Pros: Delicious, complex winter brew
Cons: Limited availability
Well, one of his favorite beers anyway. And no, I'm not talking about the Gloved One. But more on that later. So why am I talking about Christmas beer, in the middle of August? Why not? I always have a lot of beer on hand, having two DBRs (Dedicated Beer Refrigerators) which hold about 2 1/2 cases each and then another few cases that spill over into the main refrigerator, which my Beloved Barbara for some crazy reason believes we should keep our food in. Winter seasonal beers are among my favorite, and I always end up with Christmas brews in the fridge throughout the year. Come July, a little Christmas in July celebration is a good way to see how they have been aging out, and sometimes I stretch the fun all the way through fall to the new holiday season to do side-by-side tastings.

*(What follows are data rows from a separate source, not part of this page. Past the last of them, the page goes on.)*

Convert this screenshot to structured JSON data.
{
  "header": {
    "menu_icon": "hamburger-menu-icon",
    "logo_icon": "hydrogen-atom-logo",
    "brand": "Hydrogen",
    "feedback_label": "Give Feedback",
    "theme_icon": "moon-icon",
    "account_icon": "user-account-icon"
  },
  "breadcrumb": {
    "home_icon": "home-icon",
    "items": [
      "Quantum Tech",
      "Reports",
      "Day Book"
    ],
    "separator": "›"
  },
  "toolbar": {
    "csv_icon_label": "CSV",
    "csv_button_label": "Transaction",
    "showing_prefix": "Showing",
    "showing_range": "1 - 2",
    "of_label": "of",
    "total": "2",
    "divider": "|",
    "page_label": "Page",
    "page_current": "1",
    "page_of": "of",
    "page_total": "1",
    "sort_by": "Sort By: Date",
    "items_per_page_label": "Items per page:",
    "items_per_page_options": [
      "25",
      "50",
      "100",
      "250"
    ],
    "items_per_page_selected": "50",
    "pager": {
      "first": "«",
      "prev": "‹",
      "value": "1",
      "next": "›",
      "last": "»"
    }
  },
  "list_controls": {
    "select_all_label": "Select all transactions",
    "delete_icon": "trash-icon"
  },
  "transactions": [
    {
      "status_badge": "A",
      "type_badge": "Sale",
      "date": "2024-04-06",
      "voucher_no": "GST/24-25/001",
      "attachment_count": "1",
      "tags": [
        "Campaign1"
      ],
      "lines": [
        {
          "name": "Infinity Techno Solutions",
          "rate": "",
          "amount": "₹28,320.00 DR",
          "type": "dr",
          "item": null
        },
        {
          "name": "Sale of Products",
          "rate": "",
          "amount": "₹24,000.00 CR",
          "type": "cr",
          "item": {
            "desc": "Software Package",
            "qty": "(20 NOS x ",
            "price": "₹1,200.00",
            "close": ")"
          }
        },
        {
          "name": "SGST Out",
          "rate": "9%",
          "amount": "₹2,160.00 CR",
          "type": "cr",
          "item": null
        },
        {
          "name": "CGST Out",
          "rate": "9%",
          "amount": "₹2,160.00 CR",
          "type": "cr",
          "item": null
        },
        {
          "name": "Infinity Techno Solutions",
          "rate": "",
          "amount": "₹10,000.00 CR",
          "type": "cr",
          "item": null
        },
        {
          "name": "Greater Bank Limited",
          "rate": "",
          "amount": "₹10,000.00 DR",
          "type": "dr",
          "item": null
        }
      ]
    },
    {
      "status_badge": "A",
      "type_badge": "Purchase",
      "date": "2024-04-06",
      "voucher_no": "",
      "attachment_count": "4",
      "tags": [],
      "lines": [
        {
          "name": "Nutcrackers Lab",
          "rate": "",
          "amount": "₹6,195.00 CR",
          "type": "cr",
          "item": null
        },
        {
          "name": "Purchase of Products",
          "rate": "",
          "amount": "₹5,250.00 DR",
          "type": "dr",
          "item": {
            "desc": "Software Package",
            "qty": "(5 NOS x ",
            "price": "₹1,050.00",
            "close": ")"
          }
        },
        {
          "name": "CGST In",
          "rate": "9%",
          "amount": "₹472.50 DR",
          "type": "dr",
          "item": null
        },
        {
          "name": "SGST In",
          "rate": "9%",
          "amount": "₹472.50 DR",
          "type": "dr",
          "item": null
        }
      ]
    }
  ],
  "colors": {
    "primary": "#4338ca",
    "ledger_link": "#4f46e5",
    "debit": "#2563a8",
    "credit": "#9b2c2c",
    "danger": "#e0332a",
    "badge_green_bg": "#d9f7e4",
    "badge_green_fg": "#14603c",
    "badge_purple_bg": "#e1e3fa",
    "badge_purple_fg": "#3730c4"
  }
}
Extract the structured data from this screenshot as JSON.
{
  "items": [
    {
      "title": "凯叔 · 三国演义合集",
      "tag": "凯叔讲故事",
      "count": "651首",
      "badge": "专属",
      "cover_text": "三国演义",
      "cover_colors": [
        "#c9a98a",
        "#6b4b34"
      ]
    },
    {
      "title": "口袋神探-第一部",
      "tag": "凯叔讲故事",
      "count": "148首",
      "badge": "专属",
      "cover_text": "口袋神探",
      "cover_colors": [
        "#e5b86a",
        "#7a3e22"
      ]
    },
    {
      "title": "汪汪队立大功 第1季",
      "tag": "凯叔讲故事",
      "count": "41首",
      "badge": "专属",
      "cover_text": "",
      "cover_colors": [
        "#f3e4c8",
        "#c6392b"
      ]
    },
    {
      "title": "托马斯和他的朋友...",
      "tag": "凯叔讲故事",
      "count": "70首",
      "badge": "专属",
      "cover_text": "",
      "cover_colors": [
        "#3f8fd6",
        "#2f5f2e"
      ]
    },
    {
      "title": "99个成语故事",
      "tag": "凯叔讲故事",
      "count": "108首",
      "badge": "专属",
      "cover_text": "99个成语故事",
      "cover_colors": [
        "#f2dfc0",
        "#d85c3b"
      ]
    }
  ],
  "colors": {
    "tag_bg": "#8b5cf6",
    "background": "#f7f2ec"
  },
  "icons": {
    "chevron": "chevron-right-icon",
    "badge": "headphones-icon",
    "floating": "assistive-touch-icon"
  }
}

Many of the winter seasonals are bigger, stronger beers and thus will generally age out nicely. Geary's Hampshire Ale, from the D.L. Geary Brewing Company in Portland, Maine, is no exception. This is a big, malty, delicious ale brewed in the Old Ale/Winter warmer style. I was discussing this beer with Michael Jackson some years ago at a beer dinner and he indicated at the time that this was one of his favorite American beers. He gives it high marks in his Pocket Guide to Beer (***), and praises it in the World Beer Hunter CD-Rom. There's good reason for this, I've never come across a domestically brewed beer in the style that I prefer to this one. The MJ in question, of course, is the dean of beer writers in the world.
Hampshire is a deep ruby in color with a gentle head formation and a rich malty nose. The palate is very complex and the beer has improved with six months of age to it. There's quite a bit of bittersweet chocolatey malt character here, along with a little buttery diacetyl from the Ringwood yeast used to ferment it. That yeast also throws a little mushroom character as well. The hops balance the beer with a subtle but lingering bitterness in the finish, there's a little alcohol warmth there too. This is a sipping beer, better suited for after dinner relaxation than being served with a meal.
I have enjoyed this beer on draft many times sitting in Portland, Maine's Great Lost Bear multi-tap beer bar. Here are some notes I took during the winter of 1998 on draught Hampshire: With it's deep amber color and rich, distinctive Ringwood yeast flavor, this year's draft seems to me the most complex Hampshire yet. Strong notes of rum-raisin and plum-pudding shine against a rich malty backdrop with a notable butteriness, and a balancing hop finish.
Who says such great beers as this need be drunk only during the holidays?